Microsoft: Breaking Windows

Microsoft has awoken. While it was sleeping, what was a dream in the 90`s and the early 00`s is a nightmare in the 10`s. Its monopoly was slowly becoming outdated, and people were looking for alternatives to make them enjoy technology in a natural way. The windows systems are clearly unusable for touchscreens (people`s favorite input method), something that is the main attraction in mobile devices. People love to touch things, but they also want something that is fluid and friendly. The Redmond based company, tried a crappy and choppy version of Windows for mobile devices called Windows Mobile which was a disaster in terms of ease of usability. Then some manufacturers launched touchscreens desktop and laptop computers running Windows 7 -- and guess what? It did not work neither. Taking those things as reference, it knew that it was staying behind and maybe in two more years Microsoft on mobile devices would not be a reality as it stands today.

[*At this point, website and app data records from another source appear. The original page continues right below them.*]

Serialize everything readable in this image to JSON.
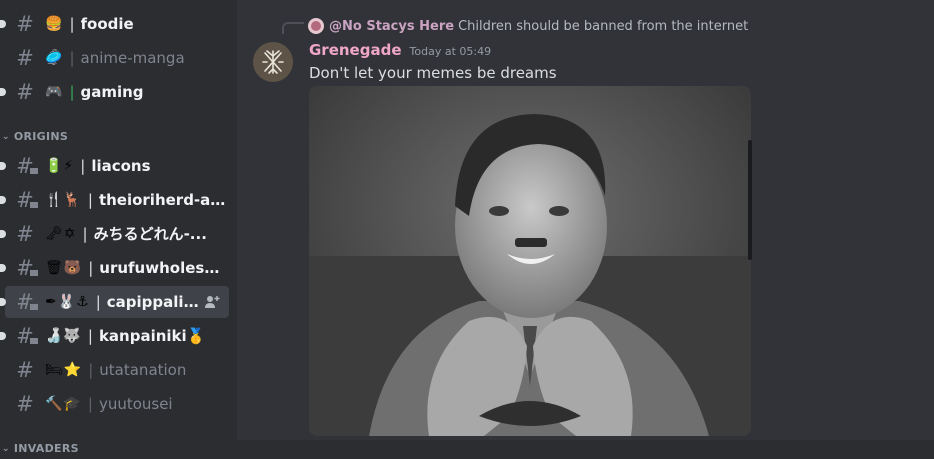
{
  "sidebar": {
    "channels_top": [
      {
        "emoji": "🍔",
        "name": "foodie",
        "style": "bright",
        "sep": "plain",
        "unread": true,
        "thread": false
      },
      {
        "emoji": "🥏",
        "name": "anime-manga",
        "style": "muted",
        "sep": "dim",
        "unread": false,
        "thread": false
      },
      {
        "emoji": "🎮",
        "name": "gaming",
        "style": "bright",
        "sep": "green",
        "unread": true,
        "thread": false
      }
    ],
    "category_origins": "ORIGINS",
    "channels_origins": [
      {
        "emoji": "🔋⚡",
        "name": "liacons",
        "style": "bright",
        "sep": "plain",
        "unread": true,
        "thread": true
      },
      {
        "emoji": "🍴🦌",
        "name": "theioriherd-ak...",
        "style": "bright",
        "sep": "plain",
        "unread": true,
        "thread": true
      },
      {
        "emoji": "🗝✡",
        "name": "みちるどれん-...",
        "style": "bright",
        "sep": "plain",
        "unread": true,
        "thread": false
      },
      {
        "emoji": "🗑🐻",
        "name": "urufuwholesom...",
        "style": "bright",
        "sep": "plain",
        "unread": true,
        "thread": true
      },
      {
        "emoji": "✒🐰⚓",
        "name": "capippalis...",
        "style": "bright",
        "sep": "plain",
        "unread": true,
        "thread": true,
        "active": true
      },
      {
        "emoji": "🍶🐺",
        "name": "kanpainiki🥇",
        "style": "bright",
        "sep": "plain",
        "unread": true,
        "thread": true
      },
      {
        "emoji": "🛏⭐",
        "name": "utatanation",
        "style": "muted",
        "sep": "dim",
        "unread": false,
        "thread": false
      },
      {
        "emoji": "🔨🎓",
        "name": "yuutousei",
        "style": "muted",
        "sep": "dim",
        "unread": false,
        "thread": false
      }
    ],
    "category_invaders": "INVADERS",
    "separator_char": "|",
    "hash_char": "#",
    "chevron_char": "⌄"
  },
  "message": {
    "reply_author": "@No Stacys Here",
    "reply_text": "Children should be banned from the internet",
    "author": "Grenegade",
    "timestamp": "Today at 05:49",
    "text": "Don't let your memes be dreams"
  },
  "colors": {
    "author": "#f0a6c8",
    "reply_author": "#c9a3c1",
    "unread_text": "#f2f3f5",
    "muted_text": "#80848e",
    "sidebar_bg": "#2b2d31",
    "chat_bg": "#313338"
  }
}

Based on this, the formerly called Metro interface, is born as Windows 8 -- the legs of Microsoft for this decade.

One could argue that the true innovation of mobile computers for the public in general started with the iPhone in 2007 and then with Android in 2008. But for my point of view the vision for mobile computers just got concrete in 2010. The introduction of tablets and Ultrabooks were motivated by the smartphones` strongest selling points: mobile (I mean something light), long-lasting battery life, and ease of use. All these things made the desire of people of owning shiny toys bigger than ever -- and yes people who never thought about owning a computer were using them (take look at your parents as reference). Apple and Google undoubtedly knew where technology was going in terms of user interface, hardware, and lastly, the sometimes infamous, cloud. These things are the future, no matter what a company tries to sell you, if it does have the features mentioned above, the chances of x product becoming a hit are scarce.

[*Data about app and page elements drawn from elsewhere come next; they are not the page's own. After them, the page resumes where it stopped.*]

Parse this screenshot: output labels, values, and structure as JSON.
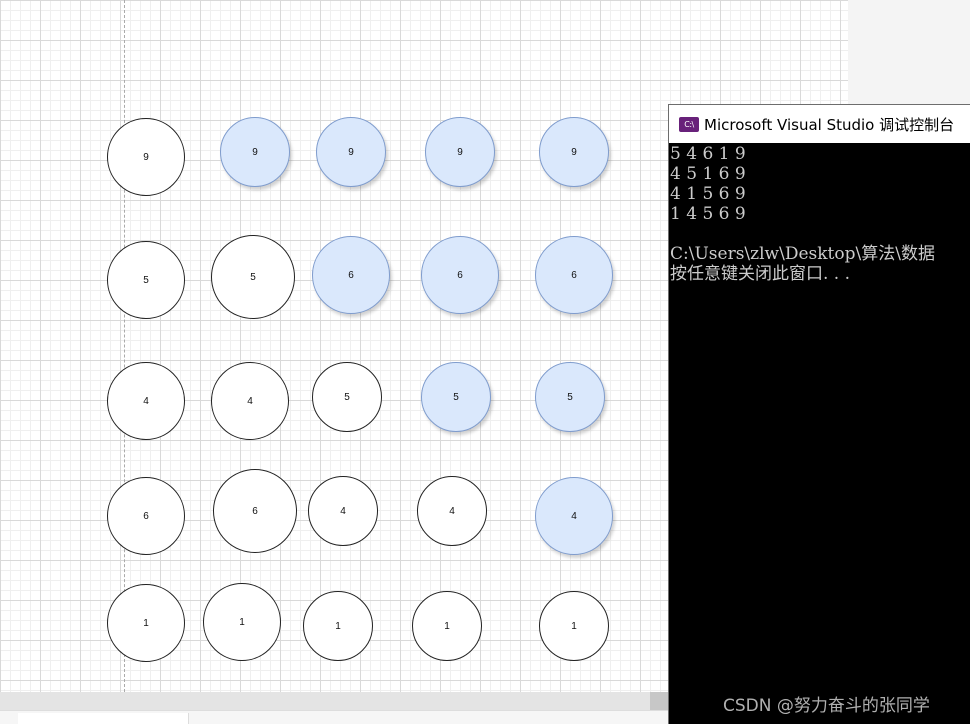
{
  "canvas": {
    "columns": [
      {
        "nodes": [
          "9",
          "5",
          "4",
          "6",
          "1"
        ],
        "highlighted": [
          false,
          false,
          false,
          false,
          false
        ]
      },
      {
        "nodes": [
          "9",
          "5",
          "4",
          "6",
          "1"
        ],
        "highlighted": [
          true,
          false,
          false,
          false,
          false
        ]
      },
      {
        "nodes": [
          "9",
          "6",
          "5",
          "4",
          "1"
        ],
        "highlighted": [
          true,
          true,
          false,
          false,
          false
        ]
      },
      {
        "nodes": [
          "9",
          "6",
          "5",
          "4",
          "1"
        ],
        "highlighted": [
          true,
          true,
          true,
          false,
          false
        ]
      },
      {
        "nodes": [
          "9",
          "6",
          "5",
          "4",
          "1"
        ],
        "highlighted": [
          true,
          true,
          true,
          true,
          false
        ]
      }
    ],
    "colors": {
      "highlight_fill": "#dae8fc",
      "highlight_stroke": "#7f9ccd",
      "node_stroke": "#222222"
    }
  },
  "console": {
    "title": "Microsoft Visual Studio 调试控制台",
    "icon": "visual-studio-icon",
    "icon_text": "C:\\",
    "lines": [
      "5 4 6 1 9",
      "4 5 1 6 9",
      "4 1 5 6 9",
      "1 4 5 6 9",
      "",
      "C:\\Users\\zlw\\Desktop\\算法\\数据",
      "按任意键关闭此窗口. . ."
    ]
  },
  "watermark": "CSDN @努力奋斗的张同学"
}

But then, Microsoft did what few people thought it would do: leave behind it windows interface for something radically new. This was a hard decision -- after all, windows as user interface was what made Microsoft the giant that it is today. Clearly, Apple and Google could experiment more with their operating systems as none of them has the popularity that Microsoft's operating system enjoys. I will express my opinion without remorse: this was the hardest decision ever made in tech world. I don't if it is going to be successful or not, after all customers have the last say. If this Windows 8 thing works, Microsoft will be recognized once again as a true innovator and pioneer of the tech world, and if not it at least tried to do something different which takes a lot of courage, not to mention risks, money, user loyalty, and a slew of other things that implies being the maker of the most popular computer OS on earth.

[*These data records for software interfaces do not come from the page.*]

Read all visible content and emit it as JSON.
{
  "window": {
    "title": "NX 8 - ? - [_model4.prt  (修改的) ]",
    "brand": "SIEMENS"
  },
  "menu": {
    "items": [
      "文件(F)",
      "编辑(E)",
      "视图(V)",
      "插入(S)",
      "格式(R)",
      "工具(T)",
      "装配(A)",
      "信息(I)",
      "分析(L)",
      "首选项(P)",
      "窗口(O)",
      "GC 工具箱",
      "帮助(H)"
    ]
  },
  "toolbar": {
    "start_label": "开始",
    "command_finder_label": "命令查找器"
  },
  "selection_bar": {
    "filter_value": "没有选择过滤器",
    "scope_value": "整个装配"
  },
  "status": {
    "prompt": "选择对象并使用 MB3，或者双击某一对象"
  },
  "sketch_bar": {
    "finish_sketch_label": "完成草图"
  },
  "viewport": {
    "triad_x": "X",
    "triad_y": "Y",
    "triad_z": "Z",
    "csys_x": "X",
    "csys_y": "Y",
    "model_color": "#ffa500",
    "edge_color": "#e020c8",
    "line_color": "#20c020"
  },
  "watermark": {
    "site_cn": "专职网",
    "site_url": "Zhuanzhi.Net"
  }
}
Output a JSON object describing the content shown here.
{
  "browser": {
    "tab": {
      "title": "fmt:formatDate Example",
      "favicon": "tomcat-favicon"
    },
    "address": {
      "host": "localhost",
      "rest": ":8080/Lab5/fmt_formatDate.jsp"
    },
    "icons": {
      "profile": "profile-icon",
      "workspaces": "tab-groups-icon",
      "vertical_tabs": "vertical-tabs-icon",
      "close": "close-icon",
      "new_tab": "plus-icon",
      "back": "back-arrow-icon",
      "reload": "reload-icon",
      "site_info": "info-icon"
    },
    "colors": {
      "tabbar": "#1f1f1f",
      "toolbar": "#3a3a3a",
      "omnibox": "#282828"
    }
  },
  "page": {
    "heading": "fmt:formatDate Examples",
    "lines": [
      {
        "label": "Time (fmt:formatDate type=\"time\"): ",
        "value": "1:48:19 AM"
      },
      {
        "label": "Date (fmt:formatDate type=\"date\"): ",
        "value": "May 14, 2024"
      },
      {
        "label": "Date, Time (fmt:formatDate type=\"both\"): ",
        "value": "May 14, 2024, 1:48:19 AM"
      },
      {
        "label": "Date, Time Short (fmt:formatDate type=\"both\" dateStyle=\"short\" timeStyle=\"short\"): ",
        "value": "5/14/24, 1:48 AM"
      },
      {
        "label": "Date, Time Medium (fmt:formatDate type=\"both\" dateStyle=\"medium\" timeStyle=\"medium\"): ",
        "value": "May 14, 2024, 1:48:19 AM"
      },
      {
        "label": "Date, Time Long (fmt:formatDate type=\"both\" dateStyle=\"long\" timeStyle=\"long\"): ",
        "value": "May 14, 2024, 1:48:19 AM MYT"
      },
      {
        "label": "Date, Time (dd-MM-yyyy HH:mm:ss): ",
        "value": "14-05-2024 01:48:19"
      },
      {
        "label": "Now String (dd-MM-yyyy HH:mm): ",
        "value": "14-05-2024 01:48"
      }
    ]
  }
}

The reviews and opinions about Windows 8 have been rolling in. They are mixed at its best. From what I`ve read, I assume that new generations will adapt to it faster than older generations that have years and years using traditional windows user interface. My biggest fear will be rejection of people that can't accept new changes in their computing habits like opening a lot of windows. There is an old adage that says when things change they change for better even it takes a long time to recognize it. Time will tell if predictions are right or wrong. But Microsoft already sailed its ship to a new ocean. Everything is aligned in Microsoft`s catalog, from smartphones to traditional computers -- their DNA is the same -- I only hope its success can be the same in all areas.